PHILADELPHIA –- Female baboons who have strong social relationships with other females give birth to offspring who are much more likely to survive to adulthood than baboons reared by less social mothers, according to a new study by researchers at the University of Pennsylvania, the University of California, Los Angeles, and others. The results support a growing body of research on humans — especially women — indicating that strong social networks are crucially important to health and reduced stress.
Offspring from the most social mothers turned out to be about one-and-a-half times more likely to survive to adulthood than offspring from the least social mothers.
The findings are significant because "survivorship to reproduction is the gold standard in evolutionary biology," said co-author Dorothy Cheney, professor in the Department of Biology in Penn’s School of Arts and Sciences. “Females who raise offspring to a reproductive age are more likely see their genes pass along, so these findings demonstrate an evolutionary advantage to strong relationships with other females. In evolutionary terms, social moms are the fittest moms, at least when it comes to baboons."
Additional research is needed to determine how the female bonds improve infant survival, but it may have to do with such stress hormones as cortisol, said Joan Silk, the study's lead author and a UCLA professor of anthropology. Research has shown that prolonged elevations of stress hormones in primates can lead to cardiovascular disease and other serious health problems. Research has also shown that grooming tends to lower these stress hormones in baboons.
"Our research suggests that somehow there is a link between the kind of social relationships you form and the natural, normal stresses that occur in everyday life, and that seems to have -- at least in baboons -- a long-term effect on reproductive success," Silk said.
The strongest social bonds were measured between mothers and adult daughters, followed by sisters and all other potential relationships, including aunts, nieces, cousins and baboons with no familial ties. Bonds between mothers and adult daughters proved to be three times stronger than those between sisters and 10 times stronger than relationships with other females.
"The benefit comes not from being wildly social. It's about having close social bonds," said Cheney, who runs the Moremi baboon-tracking project with Robert M. Seyfarth, Penn psychology professor.
To hear a Robert Seyfarth lecture on the study, given at the University of Delaware in May 2009, visit http://www.ums.udel.edu/podcast/watch?c=244.
The study, appearing online in the Proceedings of the Royal Society B, was conducted by researchers from Penn, UCLA, the University of Michigan and the University of St. Andrews and analyzed 17 years of records on more than 66 adult female baboons in the Moremi Game Reserve, a 2,000-square-mile national park in Botswana.

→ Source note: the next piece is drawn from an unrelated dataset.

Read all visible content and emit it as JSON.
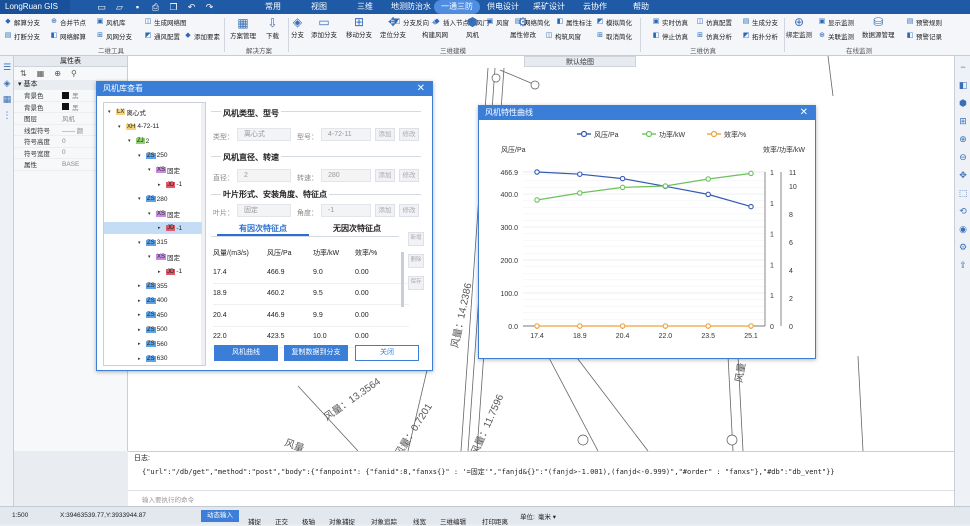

Conducted in the field by primatologists who tracked the baboons six days a week, 12 months a year from 1 year of age through sexual maturity at age 5, the study analyzed the sex and survival rates of baboon offspring, as well as telling details of the mothers' social lives, including their ranking within the group as measured by the direction of approach/retreat interactions and the amount of social interactions they had with each of the group's other females.
It provides the first direct evidence that social relationships among female baboons convey fitness benefits. In a group of free-ranging baboons, the offspring of females who formed strong social bonds with other females survived at higher rates and lived significantly longer than the offspring of females who formed weaker social bonds. Importantly, these survival benefits were independent of maternal dominance rank and number of kin and extended into offspring adulthood.
These effects held even when researchers controlled for the class of social relationship. In particular, females who formed stronger bonds with their mothers and adult daughters experienced higher offspring-survival rates than females who formed weaker bonds with these relatives. For females lacking mothers or adult daughters, offspring survival was closely linked to bonds between maternal sisters. Although the causes of this higher offspring survival are not yet known, it seems that natural selection has favored females who are able to form strong, long-term bonds with other females.
"If you're a baboon, the strength of your mother's relationship with other females is the best predictor of whether you'll live to have children yourself," Silk said. "The study adds to mounting evidence of the biological benefits of close relationships among females."
Primates are unusual among animals because they establish highly differentiated bonds with other group members. Such bonds are particularly pronounced among females in species like baboons, where females remain in their natal groups throughout their lives and maintain close bonds with their close female relatives. Although females’
relationships with other females seem to confer a number of short-term benefits, the long-term consequences of social bonds among adult females have not been well established.
In humans, greater social integration is generally associated with reduced mortality and better physical and mental health, particularly for women. As with baboons, the strength and quality of these bonds are more important than their number. Similarly, the help that women receive from their own mothers and adult daughters (the “grandmother” effect)
appears to have a significant influence on offspring fitness.
“It therefore seems possible that the capacity and motivation to establish and nurture close social relationships with other females have been under strong selective pressure in the primate lineage for many millions of years,” Cheney said.
The research was funded by the National Geographic Foundation, the Research Foundation of the University of Pennsylvania, the Institute for Research in Cognitive Science at the University of Pennsylvania, the National Institutes of Health and the National Science Foundation.